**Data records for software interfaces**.
^^^^^^^^^^^^^^^^

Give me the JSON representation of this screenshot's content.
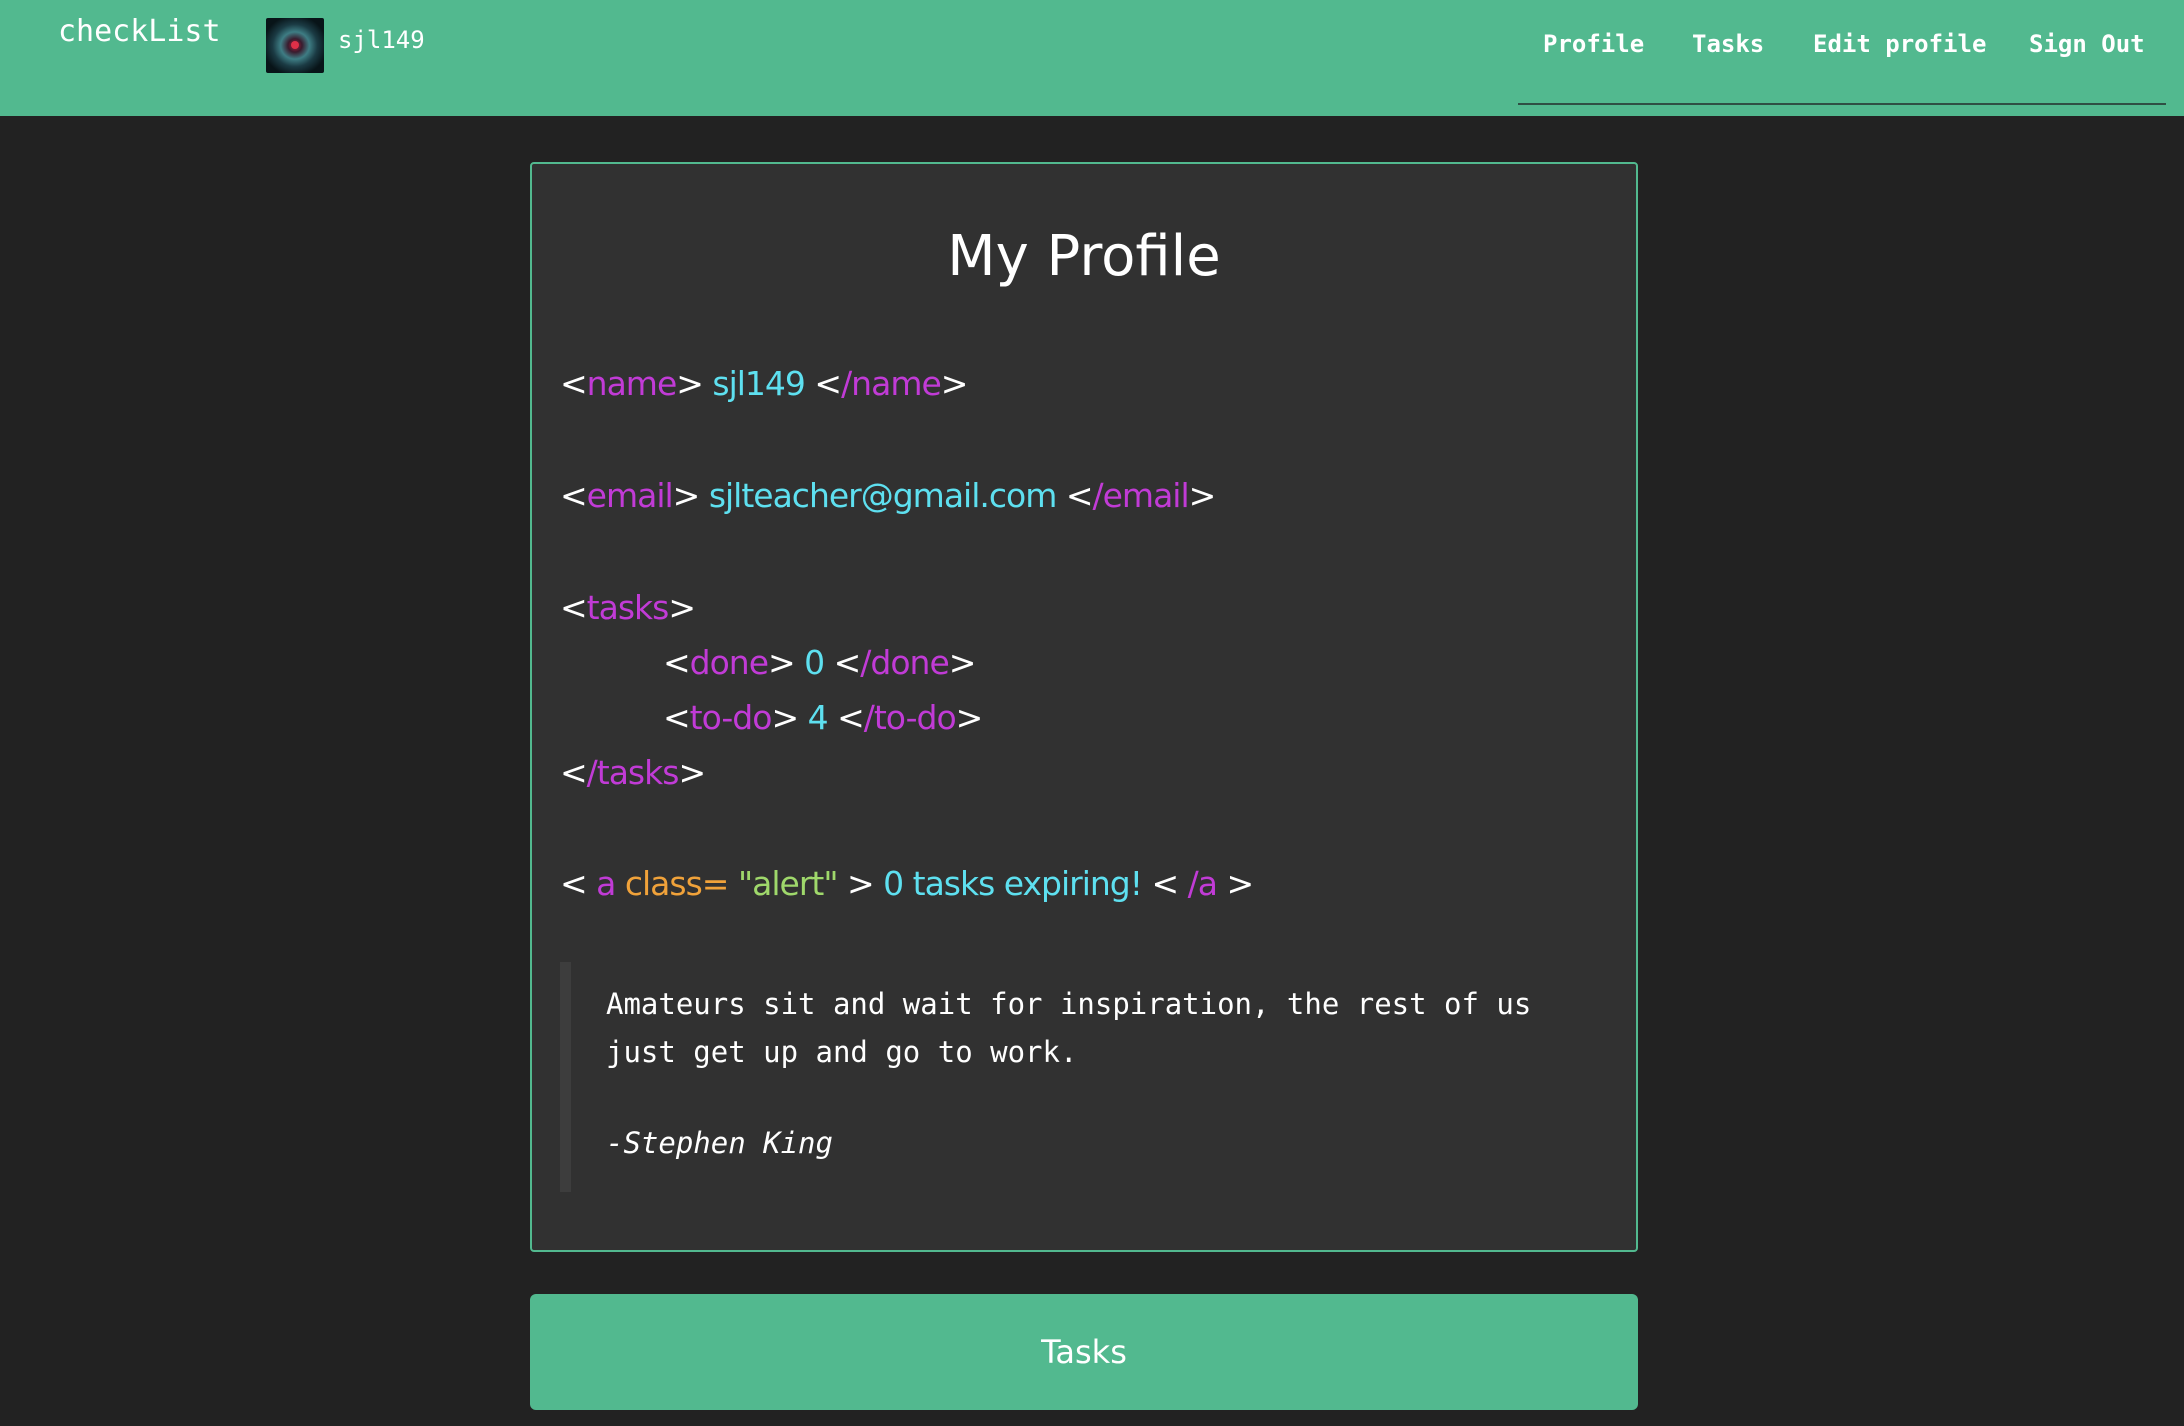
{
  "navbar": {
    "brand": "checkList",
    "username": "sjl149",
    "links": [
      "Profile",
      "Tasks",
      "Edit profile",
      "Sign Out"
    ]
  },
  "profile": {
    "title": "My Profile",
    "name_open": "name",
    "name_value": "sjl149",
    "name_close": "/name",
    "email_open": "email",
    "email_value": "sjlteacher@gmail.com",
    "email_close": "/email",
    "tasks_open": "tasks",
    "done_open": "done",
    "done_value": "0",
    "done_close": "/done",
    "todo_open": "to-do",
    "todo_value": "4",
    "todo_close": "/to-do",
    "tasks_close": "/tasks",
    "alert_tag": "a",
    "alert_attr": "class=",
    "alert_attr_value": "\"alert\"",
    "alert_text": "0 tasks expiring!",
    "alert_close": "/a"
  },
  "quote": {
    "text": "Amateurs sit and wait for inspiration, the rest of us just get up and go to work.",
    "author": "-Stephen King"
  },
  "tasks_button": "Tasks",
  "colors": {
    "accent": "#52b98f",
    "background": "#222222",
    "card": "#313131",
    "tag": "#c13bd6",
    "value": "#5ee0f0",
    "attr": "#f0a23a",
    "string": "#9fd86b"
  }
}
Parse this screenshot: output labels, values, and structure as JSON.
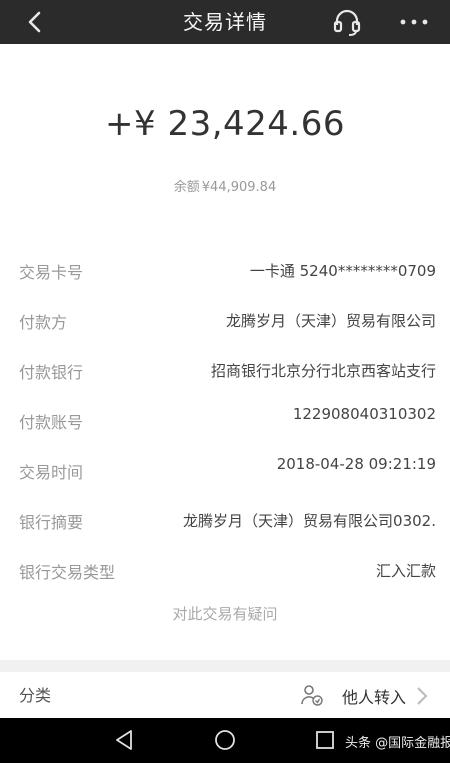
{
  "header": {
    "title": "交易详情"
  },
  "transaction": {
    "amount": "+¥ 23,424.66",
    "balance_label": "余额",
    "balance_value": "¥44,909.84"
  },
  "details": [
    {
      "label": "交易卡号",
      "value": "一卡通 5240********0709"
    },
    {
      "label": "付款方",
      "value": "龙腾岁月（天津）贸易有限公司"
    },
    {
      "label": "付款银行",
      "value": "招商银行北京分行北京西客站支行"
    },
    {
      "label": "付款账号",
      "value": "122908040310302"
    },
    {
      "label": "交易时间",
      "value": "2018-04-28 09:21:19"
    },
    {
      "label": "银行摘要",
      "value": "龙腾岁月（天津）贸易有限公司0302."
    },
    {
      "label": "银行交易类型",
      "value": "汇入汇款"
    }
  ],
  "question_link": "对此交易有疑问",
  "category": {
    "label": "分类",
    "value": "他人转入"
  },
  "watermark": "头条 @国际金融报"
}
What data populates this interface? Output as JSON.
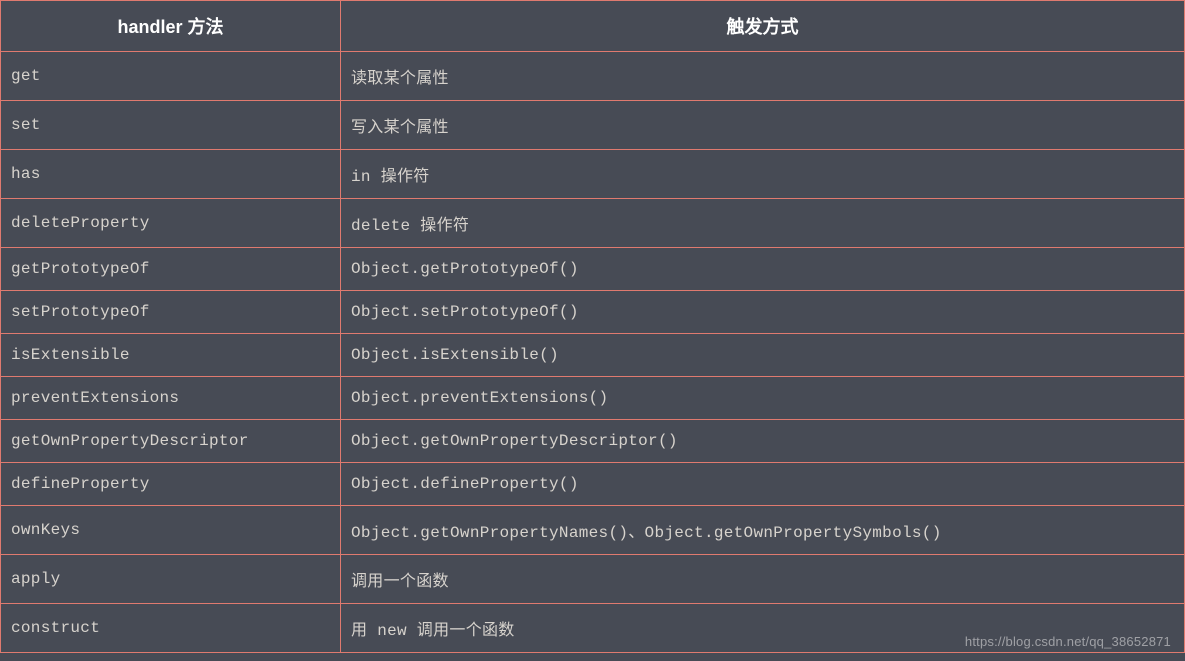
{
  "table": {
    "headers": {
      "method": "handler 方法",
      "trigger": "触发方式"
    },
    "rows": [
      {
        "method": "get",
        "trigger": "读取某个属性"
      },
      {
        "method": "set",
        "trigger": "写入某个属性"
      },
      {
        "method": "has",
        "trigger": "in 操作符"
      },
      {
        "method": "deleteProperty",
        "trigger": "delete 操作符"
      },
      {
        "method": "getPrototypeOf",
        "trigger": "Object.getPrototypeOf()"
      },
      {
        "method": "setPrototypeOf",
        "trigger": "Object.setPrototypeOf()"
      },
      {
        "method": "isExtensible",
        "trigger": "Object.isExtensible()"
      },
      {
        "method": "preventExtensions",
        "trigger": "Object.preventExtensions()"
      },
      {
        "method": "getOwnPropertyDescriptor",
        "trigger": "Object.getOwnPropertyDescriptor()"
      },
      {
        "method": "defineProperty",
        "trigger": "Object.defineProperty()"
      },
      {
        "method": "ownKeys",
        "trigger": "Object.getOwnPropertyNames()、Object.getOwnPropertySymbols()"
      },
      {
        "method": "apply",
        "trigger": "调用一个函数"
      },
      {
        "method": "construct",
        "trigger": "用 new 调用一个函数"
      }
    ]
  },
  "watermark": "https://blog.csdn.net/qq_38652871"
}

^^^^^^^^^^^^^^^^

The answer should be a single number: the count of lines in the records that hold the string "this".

3